If John Humphrys gets near Tim Davie, the acting BBC DG will be gone by the weekend

From now on, I look forward to anyone who's too flustered and incompetent to handle the questions  put to them by BBC interviewers simply stalking ill-manneredly off the set, citing the corporation's acting DG as their role-model.

As Kirstie Allsop tweeted: Someone give that poor lamb some media training.

Comes across as the type who should really be flogging time-share apartments.

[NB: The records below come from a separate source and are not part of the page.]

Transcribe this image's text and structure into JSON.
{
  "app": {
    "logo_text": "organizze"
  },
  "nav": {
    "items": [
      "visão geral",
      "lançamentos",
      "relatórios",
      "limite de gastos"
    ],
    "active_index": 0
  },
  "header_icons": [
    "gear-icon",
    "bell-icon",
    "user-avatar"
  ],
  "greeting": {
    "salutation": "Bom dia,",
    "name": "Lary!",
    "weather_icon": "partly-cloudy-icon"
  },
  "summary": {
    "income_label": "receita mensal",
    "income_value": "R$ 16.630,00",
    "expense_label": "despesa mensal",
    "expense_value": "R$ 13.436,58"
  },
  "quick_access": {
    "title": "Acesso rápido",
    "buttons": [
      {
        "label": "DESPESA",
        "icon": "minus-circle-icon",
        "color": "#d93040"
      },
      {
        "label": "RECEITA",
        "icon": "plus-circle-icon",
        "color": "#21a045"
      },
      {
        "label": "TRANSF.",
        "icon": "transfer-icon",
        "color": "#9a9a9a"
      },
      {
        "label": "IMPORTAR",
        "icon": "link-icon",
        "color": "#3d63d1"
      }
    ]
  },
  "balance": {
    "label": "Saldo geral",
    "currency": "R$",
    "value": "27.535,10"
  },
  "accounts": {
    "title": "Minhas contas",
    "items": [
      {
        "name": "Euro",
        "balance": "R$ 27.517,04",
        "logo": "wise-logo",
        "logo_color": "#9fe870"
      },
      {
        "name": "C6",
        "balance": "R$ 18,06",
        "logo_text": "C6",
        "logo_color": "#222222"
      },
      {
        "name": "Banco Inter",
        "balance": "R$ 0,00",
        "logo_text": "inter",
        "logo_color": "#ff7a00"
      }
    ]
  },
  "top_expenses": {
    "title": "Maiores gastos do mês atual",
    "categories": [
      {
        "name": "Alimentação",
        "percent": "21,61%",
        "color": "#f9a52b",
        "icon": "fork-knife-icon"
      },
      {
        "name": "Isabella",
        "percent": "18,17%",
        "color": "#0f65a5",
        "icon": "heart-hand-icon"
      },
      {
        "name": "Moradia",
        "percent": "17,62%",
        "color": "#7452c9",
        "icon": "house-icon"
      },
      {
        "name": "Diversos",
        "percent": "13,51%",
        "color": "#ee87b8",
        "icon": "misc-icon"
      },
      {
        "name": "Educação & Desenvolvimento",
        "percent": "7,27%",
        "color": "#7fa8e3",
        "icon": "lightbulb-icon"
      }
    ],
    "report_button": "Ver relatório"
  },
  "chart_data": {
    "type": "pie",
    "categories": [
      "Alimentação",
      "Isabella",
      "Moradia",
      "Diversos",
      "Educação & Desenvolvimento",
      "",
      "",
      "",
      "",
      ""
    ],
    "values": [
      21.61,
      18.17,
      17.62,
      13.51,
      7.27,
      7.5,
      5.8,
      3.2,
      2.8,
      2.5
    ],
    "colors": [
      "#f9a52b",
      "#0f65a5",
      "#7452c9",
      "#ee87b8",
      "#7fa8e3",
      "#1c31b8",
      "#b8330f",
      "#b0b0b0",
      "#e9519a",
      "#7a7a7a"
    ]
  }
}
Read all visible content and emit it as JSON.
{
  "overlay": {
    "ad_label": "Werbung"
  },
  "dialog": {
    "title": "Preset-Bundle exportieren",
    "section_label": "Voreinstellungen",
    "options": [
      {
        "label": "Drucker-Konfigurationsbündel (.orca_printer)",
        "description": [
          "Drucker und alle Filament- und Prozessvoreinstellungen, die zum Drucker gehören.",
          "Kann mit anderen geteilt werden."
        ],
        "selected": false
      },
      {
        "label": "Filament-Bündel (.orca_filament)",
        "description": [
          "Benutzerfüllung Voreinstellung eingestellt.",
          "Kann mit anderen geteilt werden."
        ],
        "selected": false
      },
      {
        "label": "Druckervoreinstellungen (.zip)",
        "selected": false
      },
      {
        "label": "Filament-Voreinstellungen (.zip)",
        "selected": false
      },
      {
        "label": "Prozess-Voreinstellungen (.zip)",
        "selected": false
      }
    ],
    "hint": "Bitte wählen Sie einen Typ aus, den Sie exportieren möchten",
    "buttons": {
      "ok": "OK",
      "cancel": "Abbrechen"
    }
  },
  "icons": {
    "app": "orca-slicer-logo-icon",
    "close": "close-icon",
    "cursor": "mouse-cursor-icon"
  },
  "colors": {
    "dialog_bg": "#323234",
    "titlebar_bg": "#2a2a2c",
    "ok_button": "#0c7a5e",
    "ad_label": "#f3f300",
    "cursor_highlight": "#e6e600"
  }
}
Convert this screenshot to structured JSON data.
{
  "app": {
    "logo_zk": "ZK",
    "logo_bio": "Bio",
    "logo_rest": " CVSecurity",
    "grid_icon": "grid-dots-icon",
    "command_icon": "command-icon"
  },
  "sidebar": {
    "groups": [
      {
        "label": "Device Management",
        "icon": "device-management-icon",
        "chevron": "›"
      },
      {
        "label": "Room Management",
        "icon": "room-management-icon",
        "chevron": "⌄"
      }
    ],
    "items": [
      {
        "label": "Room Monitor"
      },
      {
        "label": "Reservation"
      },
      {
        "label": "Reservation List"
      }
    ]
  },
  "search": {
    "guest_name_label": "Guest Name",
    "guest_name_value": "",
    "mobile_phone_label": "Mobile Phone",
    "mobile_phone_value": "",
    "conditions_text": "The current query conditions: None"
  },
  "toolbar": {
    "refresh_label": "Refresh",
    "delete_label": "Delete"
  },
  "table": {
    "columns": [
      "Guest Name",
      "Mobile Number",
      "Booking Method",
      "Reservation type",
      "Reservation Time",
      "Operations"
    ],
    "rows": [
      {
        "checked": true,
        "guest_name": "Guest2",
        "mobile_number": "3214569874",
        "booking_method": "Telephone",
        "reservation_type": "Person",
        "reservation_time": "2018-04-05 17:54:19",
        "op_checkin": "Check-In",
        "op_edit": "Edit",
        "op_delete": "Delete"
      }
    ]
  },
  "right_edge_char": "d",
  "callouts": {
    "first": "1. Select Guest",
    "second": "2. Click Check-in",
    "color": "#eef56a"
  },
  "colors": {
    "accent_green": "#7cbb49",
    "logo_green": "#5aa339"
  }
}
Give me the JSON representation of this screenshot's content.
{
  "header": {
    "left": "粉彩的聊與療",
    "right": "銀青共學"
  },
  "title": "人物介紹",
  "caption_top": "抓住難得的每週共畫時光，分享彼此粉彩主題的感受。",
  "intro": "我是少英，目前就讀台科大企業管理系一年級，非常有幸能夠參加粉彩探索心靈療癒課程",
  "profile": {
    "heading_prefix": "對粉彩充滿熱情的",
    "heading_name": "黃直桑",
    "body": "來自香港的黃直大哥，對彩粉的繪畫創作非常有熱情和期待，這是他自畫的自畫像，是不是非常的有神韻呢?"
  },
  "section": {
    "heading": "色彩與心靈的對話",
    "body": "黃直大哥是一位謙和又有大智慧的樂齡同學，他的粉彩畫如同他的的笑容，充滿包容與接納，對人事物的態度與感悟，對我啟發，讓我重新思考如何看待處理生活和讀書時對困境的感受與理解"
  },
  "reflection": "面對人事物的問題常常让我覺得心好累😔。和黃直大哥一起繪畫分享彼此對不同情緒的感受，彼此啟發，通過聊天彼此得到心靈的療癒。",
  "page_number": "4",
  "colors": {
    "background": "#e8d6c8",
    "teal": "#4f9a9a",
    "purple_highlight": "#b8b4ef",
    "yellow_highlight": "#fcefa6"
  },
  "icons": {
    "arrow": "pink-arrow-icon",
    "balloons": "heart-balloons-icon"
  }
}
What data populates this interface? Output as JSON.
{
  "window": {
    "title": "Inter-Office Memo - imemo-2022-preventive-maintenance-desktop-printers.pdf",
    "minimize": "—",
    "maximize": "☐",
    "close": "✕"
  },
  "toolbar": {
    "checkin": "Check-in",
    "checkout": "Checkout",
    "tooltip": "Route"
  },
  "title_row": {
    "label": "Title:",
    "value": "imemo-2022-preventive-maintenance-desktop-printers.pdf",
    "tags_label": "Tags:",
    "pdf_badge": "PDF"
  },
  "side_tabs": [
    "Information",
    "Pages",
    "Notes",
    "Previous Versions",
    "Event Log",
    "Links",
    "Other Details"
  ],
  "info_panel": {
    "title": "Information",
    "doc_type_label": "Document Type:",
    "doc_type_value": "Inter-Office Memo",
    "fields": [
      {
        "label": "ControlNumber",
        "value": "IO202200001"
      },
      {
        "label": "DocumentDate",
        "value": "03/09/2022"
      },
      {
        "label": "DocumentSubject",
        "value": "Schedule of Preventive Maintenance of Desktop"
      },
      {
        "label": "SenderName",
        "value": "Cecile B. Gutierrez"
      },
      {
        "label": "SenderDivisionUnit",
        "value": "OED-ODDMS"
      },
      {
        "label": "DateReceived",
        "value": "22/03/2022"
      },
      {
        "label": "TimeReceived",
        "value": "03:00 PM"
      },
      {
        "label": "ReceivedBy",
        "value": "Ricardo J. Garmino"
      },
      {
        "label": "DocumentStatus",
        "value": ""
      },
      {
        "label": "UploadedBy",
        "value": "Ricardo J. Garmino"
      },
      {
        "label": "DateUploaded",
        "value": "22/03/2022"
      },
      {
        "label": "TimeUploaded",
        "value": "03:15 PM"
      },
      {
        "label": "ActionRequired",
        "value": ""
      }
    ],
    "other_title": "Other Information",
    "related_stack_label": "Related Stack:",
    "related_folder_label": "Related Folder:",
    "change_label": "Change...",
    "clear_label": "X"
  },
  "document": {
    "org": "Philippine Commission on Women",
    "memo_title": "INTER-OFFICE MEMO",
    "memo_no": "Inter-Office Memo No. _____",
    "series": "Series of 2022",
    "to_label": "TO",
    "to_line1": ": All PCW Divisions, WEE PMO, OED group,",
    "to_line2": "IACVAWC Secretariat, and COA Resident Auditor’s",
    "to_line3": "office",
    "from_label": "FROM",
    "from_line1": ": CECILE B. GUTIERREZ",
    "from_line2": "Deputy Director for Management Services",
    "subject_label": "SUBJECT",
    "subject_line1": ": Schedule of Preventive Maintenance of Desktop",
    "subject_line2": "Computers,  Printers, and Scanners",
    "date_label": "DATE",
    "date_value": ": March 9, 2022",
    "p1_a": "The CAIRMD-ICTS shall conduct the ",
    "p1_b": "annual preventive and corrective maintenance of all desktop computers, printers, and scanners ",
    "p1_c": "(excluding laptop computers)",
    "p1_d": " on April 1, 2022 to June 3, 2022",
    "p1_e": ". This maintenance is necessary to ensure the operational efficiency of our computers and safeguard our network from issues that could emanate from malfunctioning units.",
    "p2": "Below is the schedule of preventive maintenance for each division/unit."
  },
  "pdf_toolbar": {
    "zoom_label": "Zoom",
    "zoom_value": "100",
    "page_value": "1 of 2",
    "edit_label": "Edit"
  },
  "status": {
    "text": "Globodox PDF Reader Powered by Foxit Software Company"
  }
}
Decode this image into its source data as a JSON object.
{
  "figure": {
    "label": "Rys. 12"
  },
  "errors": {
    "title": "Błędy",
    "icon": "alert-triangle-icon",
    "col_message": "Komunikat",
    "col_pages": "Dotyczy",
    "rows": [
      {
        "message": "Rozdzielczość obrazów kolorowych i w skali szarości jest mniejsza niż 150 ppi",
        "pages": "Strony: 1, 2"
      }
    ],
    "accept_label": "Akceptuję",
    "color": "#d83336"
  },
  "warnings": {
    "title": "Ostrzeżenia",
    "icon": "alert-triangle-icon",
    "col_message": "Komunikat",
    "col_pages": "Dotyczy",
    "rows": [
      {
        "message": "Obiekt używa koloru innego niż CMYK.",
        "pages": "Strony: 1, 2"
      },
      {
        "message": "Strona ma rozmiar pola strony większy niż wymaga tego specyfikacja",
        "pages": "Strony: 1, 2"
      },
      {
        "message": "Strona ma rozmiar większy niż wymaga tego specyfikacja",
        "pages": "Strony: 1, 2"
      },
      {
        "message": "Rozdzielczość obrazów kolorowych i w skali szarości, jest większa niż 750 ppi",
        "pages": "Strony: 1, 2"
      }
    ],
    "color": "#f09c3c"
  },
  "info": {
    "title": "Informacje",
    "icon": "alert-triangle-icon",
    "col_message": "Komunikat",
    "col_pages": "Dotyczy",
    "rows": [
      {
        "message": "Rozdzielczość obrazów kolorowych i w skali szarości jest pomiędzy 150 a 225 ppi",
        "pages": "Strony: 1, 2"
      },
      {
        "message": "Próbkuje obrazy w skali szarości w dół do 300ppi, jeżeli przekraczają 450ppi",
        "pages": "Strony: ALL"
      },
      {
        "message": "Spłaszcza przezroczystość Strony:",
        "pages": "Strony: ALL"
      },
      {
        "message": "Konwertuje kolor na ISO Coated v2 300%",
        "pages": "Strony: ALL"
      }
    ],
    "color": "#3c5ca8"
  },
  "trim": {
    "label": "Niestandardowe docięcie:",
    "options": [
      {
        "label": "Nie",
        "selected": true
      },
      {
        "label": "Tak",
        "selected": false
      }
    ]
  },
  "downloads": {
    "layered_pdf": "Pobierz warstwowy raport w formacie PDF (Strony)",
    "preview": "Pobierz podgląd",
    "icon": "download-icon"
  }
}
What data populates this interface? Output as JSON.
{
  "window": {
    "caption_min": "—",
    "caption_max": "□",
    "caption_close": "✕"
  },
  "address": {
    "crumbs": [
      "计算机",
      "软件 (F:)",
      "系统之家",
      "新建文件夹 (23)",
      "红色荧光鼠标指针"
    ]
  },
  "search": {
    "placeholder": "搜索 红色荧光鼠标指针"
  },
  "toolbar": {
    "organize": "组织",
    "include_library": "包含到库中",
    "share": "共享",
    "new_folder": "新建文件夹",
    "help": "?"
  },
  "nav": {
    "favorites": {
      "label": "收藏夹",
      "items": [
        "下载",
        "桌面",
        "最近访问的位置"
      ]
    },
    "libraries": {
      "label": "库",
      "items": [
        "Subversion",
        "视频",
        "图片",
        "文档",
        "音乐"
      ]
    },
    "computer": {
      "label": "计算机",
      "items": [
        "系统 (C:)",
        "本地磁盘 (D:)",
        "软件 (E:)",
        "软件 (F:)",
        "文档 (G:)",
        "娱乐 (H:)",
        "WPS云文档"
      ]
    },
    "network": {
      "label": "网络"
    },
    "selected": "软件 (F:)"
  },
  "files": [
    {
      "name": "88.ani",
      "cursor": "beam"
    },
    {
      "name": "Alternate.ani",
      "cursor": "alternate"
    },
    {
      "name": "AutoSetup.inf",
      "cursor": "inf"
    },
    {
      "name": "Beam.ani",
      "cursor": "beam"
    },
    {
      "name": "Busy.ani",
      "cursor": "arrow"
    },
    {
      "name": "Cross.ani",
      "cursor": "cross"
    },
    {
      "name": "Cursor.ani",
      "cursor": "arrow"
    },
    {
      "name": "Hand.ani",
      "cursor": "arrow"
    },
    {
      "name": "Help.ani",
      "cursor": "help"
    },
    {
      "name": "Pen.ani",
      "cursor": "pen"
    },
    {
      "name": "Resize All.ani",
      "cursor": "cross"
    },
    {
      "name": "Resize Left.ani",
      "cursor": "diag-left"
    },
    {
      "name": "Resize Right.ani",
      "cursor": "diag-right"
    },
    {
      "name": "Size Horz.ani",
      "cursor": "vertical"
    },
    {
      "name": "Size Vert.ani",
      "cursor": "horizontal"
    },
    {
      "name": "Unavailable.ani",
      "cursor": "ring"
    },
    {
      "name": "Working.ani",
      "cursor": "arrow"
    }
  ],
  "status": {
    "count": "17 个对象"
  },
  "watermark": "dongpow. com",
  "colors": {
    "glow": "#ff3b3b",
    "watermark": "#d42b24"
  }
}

What a frightfully unpleasant chap! 


  1. I think that what you are witnessing - and possibly this answers the question you raised in your earlier post as to why competent producers seem to have taken leave of their senses - is an organisation in the middle of a collective nervous breakdown. An alternative explanation is that there are two people called Davie in the BBC and in his haste Patten rang up the one in charge of the stationery cupboard.

    Had you accepted Pang's offer of the job, gone off to celebrate at an all night shebeen with the Pogues and then rounded off the morning with a couple of horse tranquillisers do you think that you could possibly have turned in a more abject performance? Even a performance of The Fulminators' greatest hits would have made a more convincing case for the defence.

    1. I suspect you're right - the Savile case appears to have driven the News directorate mad. I also suspect that having endless tiers of management in place gives organisations the wholly mistaken impression that they're being tightly-managed. As one of the performers on The Now Show pointed out today, if the programme's producer wanted to refer a joke upwards for vetting purposes, there are seven layers of management available to run it past - but, of course, that didn't stop Sachsgate.

      Yes, I'm pretty sure an impromptu performance by The Fulmiators would have seen Dermot Murnaghan trying to get me off camera as quickly as possible.

  2. What got me was the studied insouciance of arriving clutching the trendy styrofoam coffee cup and the suit without a tie [was it Barrie Humphries who said this mode of dress always made you look like an alcoholic?]. At least he was not sporting the standard BBC Yassar Arafat beard stubble. But at least the McAlpine debacle has given us a respite from all these zany pictures of Savile.

    The DG job? Why not the beetle-browed Yentob? This would have the great benefit of removing him and his ghastly programmes from our screens.

    1. For some odd reason Mark Thompson only adopted his ginger stubble after getting the DG job. I personally find red hair attractive, but it's not a good colour for chin hair, especially if it doesn't match what's on top. I notice that Davie began sporting a tie on Monday or Tuesday of last week. Good move. As for the omnipresent styrofoam tub of coffee, I'm not quite sure what that's about, as these people undoubtedly have hi-grade cappuccino machines in their outer office for their PA to operate.

      Actually, Yentob's not a bad idea, because we'd at last know exactly what the BBC's "Creative Director" was being paid to do, apart from making crappy, self-indulgent Cultcha programmes. His performance being interviewed by Emily Maitlis on Newsnight last week was execrable, as he sought to smear other broadcasters by claiming their head people wouldn't have resigned as honourably as Entwistle - apparently forgetting that we don't pay their executives' salaries via a poll tax.